But Elizabeth II is not with us any longer. Ashenden believes that the relationship between the monarchy and the church is bound to evolve into something different than it has been. When Elizabeth was crowned, England without a doubt would have identified itself as a Christian nation (so would Canada). A strong union of Christianity and national life could be found in much of Europe at that time. It is the main feature of something called Christendom. This union is expressed in many ways, but is most easily seen at a coronation ceremony. For the past 900 years, the crowning of British Kings and Queens has been carried out at Westminster Abbey, an architectural icon of the Church of England, and led by the head of the church, the Archbishop of Canterbury.

But, Ashenden believes, the mutually reinforcing relationship between Christianity and the people of England is fast becoming a thing of the past. He notes that there are at least two other extremely strong voices seeking to direct English society. One is rooted in secular materialism, the view that all that exists is material, or something like that, and that it is a big mistake to give any time over to discussions about God.

The second is Islam. Islam is certainly not a secular-materialist world view. But, in Ashenden’s telling, Muslim leaders in England are confident that growing Muslim communities in Britain signal a day when there will be English cities in which Sharia law prevails while other regions maintain traditional British ways.

I don’t know if Ashenden’s views of the future for England will come to pass. There are other commentators who take a similar line, but the future is always difficult to predict. And the Christian community that Queen Elizabeth upheld has a curious habit of surprising those who attack it as well as those who worry about its demise.
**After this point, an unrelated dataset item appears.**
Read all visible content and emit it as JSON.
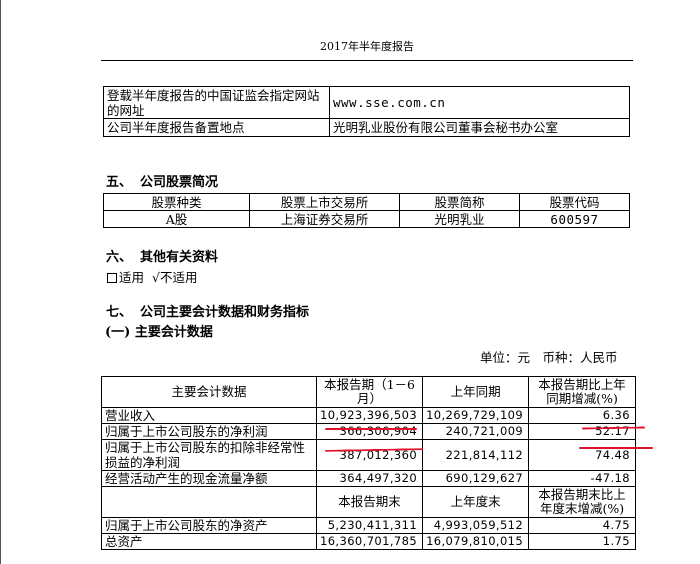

Editorial opinions or comments expressed in this online edition of Interrobang newspaper reflect the views of the writer and are not those of the Interrobang or the Fanshawe Student Union. The Interrobang is published weekly by the Fanshawe Student Union at 1001 Fanshawe College Blvd., P.O. Box 7005, London, Ontario, N5Y 5R6 and distributed through the Fanshawe College community. Letters to the editor are welcome. All letters are subject to editing and should be emailed. All letters must be accompanied by contact information. Letters can also be submitted online by clicking here.